Entries taken from a collection
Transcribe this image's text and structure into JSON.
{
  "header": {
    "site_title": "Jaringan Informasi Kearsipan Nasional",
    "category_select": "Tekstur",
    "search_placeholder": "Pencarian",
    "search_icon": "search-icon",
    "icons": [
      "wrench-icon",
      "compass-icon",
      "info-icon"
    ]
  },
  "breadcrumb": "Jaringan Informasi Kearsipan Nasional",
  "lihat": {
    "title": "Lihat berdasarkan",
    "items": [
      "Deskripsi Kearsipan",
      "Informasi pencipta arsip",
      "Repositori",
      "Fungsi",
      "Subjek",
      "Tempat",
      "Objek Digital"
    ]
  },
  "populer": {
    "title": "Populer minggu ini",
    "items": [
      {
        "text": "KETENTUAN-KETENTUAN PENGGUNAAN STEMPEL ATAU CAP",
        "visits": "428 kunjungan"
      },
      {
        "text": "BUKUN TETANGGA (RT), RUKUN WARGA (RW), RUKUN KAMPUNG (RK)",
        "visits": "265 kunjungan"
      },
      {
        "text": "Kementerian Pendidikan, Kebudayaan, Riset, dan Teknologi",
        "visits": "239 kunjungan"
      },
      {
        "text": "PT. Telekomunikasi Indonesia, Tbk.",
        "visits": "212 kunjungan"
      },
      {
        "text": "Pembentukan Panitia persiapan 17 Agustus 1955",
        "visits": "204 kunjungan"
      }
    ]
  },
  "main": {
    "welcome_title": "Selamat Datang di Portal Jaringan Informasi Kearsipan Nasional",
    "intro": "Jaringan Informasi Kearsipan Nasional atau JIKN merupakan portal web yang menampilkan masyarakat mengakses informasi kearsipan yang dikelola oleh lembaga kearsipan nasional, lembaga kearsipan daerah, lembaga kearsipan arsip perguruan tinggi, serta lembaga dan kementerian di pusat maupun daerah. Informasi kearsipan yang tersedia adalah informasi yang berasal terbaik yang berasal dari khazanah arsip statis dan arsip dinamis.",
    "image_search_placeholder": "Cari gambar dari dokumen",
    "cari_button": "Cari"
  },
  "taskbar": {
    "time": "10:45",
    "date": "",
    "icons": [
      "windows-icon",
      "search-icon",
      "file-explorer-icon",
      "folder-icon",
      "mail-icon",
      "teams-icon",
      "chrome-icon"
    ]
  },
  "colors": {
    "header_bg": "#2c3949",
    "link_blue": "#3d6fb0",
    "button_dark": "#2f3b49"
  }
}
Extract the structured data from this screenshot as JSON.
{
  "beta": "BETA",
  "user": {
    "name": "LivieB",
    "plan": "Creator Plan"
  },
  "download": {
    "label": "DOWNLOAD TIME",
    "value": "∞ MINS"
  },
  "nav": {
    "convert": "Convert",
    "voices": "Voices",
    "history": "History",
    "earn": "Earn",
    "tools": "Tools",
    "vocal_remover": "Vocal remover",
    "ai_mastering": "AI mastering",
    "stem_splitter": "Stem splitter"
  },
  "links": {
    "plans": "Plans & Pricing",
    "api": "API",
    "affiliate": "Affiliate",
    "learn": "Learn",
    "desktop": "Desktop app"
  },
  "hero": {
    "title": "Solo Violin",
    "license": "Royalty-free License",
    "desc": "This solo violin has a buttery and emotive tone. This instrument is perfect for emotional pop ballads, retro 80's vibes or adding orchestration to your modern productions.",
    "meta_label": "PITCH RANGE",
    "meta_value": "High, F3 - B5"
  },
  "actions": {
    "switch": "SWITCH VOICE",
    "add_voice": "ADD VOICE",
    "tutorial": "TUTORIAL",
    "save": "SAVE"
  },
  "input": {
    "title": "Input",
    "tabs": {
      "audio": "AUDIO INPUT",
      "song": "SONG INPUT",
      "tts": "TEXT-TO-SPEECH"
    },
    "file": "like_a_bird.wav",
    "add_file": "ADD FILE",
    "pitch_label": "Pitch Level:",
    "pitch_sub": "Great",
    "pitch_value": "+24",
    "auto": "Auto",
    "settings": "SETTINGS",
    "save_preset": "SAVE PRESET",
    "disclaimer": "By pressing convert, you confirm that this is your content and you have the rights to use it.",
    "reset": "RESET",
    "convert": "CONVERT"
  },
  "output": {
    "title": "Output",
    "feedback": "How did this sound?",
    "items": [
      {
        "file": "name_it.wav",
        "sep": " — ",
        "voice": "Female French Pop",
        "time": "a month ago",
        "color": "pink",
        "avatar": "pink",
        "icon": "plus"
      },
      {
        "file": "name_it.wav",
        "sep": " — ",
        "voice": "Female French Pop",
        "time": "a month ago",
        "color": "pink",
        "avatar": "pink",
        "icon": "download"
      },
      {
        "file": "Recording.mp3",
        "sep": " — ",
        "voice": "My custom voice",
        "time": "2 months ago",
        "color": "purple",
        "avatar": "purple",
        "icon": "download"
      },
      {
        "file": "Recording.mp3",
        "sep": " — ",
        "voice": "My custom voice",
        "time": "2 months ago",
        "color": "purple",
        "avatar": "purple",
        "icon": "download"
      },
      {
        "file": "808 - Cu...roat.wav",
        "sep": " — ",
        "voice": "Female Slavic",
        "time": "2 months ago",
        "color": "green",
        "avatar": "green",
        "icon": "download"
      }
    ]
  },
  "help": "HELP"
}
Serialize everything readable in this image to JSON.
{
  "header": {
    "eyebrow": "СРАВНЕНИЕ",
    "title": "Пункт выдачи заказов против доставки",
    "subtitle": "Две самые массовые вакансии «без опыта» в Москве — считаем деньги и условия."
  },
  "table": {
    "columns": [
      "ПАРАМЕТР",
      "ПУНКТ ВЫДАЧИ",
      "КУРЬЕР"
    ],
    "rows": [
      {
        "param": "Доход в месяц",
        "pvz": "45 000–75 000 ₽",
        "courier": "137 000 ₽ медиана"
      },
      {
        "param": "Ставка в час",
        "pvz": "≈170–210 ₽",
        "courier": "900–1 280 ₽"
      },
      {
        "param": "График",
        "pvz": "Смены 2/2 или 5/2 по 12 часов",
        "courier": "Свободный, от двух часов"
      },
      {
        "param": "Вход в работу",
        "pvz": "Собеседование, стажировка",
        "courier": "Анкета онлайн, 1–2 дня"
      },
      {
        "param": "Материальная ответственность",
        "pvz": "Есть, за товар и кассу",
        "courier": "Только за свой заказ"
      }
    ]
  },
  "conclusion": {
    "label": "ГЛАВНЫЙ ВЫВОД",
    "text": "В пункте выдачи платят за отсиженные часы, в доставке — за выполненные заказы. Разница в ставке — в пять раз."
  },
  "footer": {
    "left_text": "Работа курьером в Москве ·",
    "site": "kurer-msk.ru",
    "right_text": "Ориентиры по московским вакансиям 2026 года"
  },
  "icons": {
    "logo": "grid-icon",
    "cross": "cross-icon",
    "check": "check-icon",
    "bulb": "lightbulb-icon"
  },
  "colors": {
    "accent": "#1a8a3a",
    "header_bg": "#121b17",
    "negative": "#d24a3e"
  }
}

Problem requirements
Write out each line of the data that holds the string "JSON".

Result of the exercise
Transcribe this image's text and structure into JSON.
Extract the structured data from this screenshot as JSON.
Serialize everything readable in this image to JSON.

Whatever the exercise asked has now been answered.